Wapello Community (Iowa) School District (WCSD) serves a rural community in Louisa County about 170 miles southeast of Des Moines. Wapello Jr./Sr. High School was built in 1923, and Wapello Elementary School was constructed in 1956—both in need of repair. With a population of just over 2,000 and no hospital or major retail stores, it would have been all but impossible to renovate the schools without increasing homeowner’s property taxes, which WCSD Business Manager Eric Small felt would have been unfair because funds should come from the entire community.
The County of Louisa asked and received from voters their approval of the School Infrastructure Local Option (SILO) sales tax in 2004, which had a more stable economic climate. WCSD, one district that benefited from the tax, started collecting funds in 2005. Wapello residents now pay 6 percent sales tax (state sales tax of 5 percent plus 1 percent local option sales tax).
By 2014, all 99 counties in Iowa will pay into the state pool creating an equal amount of funding for each district on a per-pupil basis. “It took a lot of lobbying and community action to pass the statewide sales tax, which makes the funding system much more equitable,” says WCSD Superintendent Mike Peterson.
Mary Gannon, lobbyist for the Iowa Association of School Boards, says it wasn’t easy to pass the statewide sales tax, which passed in 2008 after roughly seven years of lobbying and grassroots support from every district. “Collaboration is key. The Farm Bureau was a big partner because the tax kept property taxes from going up, and construction groups lobbied for it because it was infrastructure,” says Gannon.
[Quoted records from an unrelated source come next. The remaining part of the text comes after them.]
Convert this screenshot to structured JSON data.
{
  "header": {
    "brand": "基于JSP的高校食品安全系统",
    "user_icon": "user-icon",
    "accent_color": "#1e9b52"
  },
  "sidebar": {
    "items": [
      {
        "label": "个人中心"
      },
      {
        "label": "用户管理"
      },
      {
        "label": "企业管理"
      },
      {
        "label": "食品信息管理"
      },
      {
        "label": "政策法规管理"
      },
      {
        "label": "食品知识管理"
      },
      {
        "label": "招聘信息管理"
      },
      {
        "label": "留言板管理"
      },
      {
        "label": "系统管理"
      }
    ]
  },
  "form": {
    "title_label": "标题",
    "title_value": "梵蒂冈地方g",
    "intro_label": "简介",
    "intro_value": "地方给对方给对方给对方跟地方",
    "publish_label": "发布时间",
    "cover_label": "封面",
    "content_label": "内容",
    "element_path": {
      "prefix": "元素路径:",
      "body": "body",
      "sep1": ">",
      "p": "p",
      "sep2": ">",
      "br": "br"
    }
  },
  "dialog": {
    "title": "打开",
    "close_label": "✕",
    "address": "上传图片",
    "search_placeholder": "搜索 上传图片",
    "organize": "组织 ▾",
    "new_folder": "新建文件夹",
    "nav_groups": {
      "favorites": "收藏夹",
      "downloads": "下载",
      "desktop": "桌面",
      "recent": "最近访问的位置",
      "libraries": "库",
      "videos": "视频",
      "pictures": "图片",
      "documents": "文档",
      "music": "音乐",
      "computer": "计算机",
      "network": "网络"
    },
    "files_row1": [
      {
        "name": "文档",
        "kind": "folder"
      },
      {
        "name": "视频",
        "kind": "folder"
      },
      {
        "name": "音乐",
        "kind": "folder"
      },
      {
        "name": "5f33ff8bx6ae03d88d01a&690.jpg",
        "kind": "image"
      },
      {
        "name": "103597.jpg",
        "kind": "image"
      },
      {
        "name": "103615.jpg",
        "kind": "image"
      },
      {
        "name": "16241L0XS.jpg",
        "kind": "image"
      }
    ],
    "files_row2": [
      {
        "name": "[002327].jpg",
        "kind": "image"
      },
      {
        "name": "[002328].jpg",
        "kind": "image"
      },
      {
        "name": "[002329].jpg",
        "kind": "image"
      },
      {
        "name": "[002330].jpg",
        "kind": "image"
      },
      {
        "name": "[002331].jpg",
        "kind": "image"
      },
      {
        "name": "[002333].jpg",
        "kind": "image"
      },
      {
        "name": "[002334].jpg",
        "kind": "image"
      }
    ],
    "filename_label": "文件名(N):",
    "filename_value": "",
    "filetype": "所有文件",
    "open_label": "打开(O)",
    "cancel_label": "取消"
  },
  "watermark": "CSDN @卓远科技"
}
Gannon kept presenting data and enforcing the idea that school funding should not depend on a child’s zipcode. According to Small, Wapello currently gets about $800 per student from the state, which is $640,000 per year for 800 students. In 2014, through the statewide pool, Wapello will get $875 per student, an additional $60,000 per year.
In addition, in 2010, Wapello passed the Revenue Purpose Statement to allow the district to borrow against funds for the life of the tax, which ends Dec. 31, 2029. Wapello can borrow about $13 million through 2029 for infrastructure projects. “If it wasn’t for someone’s creative thinking, a district of our size would’ve never been able to pull this off. We are able to do major renovations without burdening property taxpayers,” says Small.
Turning Pennies Into Renovation
The first project WCSD completed with the penny tax funds was renovating the high school auditorium into a state-of-the-art facility that the community can use. It was completed in October of 2008 for $1.1 million.
Last summer, the district took on updating the high school science labs to 21st century standards and replaced ceilings, lights and lockers. The 1923 Vocational Trades Building, which is part of the high school, received a facelift, and now has new windows. This phase of renovation also cost about $1.1 million. The bond will be paid off in 2014.
Most recently, Wapello completed a group of smaller projects, including new windows for the elementary building ($300,000), new lighting for the football complex ($90,000), aluminum seating for the football stadium ($77,000) and a new central administration office ($110,000). Small says WCSD will pay off the first set of bonds before taking on another project.
WCSD has completed $4 million in renovations, technology upgrades and facility repair thanks to the penny sales tax funds.
Courtney Williams is assistant editor.